_Directions_. Please work out how many lines in the entries below include the string "Удалить", and reply with the number alone.

Material to process START

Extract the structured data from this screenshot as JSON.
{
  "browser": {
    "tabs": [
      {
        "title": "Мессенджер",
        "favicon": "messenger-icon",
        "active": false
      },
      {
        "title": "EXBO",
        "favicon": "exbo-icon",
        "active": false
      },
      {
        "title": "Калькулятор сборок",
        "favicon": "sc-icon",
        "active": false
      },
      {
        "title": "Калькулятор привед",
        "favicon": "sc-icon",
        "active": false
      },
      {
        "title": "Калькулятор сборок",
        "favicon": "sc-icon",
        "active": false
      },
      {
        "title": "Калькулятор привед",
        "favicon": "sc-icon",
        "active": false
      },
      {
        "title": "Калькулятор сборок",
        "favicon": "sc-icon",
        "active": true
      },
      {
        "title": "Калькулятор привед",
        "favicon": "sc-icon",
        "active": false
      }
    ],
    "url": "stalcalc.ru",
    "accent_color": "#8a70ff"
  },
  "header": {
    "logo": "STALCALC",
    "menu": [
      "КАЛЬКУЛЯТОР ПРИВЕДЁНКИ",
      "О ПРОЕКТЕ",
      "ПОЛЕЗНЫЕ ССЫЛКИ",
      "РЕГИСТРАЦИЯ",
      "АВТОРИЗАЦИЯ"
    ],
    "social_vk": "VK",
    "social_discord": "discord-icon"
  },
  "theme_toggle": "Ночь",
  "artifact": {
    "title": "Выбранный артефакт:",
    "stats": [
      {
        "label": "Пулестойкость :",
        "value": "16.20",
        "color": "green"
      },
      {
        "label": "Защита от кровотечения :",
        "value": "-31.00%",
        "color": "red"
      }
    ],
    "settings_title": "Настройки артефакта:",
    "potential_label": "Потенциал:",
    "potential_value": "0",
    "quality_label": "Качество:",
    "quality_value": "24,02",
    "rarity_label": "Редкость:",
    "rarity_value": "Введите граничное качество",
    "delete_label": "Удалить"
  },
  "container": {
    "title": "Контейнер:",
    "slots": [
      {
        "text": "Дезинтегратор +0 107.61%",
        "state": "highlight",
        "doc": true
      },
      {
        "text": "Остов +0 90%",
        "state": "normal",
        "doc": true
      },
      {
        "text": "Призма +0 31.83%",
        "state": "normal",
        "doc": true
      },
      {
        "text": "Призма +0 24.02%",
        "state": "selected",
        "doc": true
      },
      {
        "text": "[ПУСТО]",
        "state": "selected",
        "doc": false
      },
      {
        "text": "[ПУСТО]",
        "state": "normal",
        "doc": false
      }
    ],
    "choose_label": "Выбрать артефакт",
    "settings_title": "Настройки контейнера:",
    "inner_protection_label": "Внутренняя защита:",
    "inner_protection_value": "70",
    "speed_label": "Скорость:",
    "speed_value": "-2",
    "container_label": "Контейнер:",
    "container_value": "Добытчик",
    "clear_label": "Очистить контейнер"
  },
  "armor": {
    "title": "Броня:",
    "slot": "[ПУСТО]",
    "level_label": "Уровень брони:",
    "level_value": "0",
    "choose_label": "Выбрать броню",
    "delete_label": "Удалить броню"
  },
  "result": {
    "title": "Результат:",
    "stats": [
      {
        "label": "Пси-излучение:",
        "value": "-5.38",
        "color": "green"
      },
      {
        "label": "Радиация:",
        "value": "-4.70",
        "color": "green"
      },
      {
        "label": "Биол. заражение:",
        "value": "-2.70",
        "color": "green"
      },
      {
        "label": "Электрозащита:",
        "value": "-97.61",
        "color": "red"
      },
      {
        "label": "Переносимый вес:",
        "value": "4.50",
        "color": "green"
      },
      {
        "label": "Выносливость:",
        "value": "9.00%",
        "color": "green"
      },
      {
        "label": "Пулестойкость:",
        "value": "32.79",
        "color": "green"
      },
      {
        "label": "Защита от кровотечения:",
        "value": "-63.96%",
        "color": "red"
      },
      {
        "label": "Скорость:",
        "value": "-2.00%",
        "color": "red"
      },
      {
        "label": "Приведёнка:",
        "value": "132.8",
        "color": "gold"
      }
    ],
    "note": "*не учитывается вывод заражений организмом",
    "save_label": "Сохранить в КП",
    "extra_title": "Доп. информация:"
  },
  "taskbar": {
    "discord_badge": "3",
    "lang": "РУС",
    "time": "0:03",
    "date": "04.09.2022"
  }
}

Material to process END

_Your response_. 2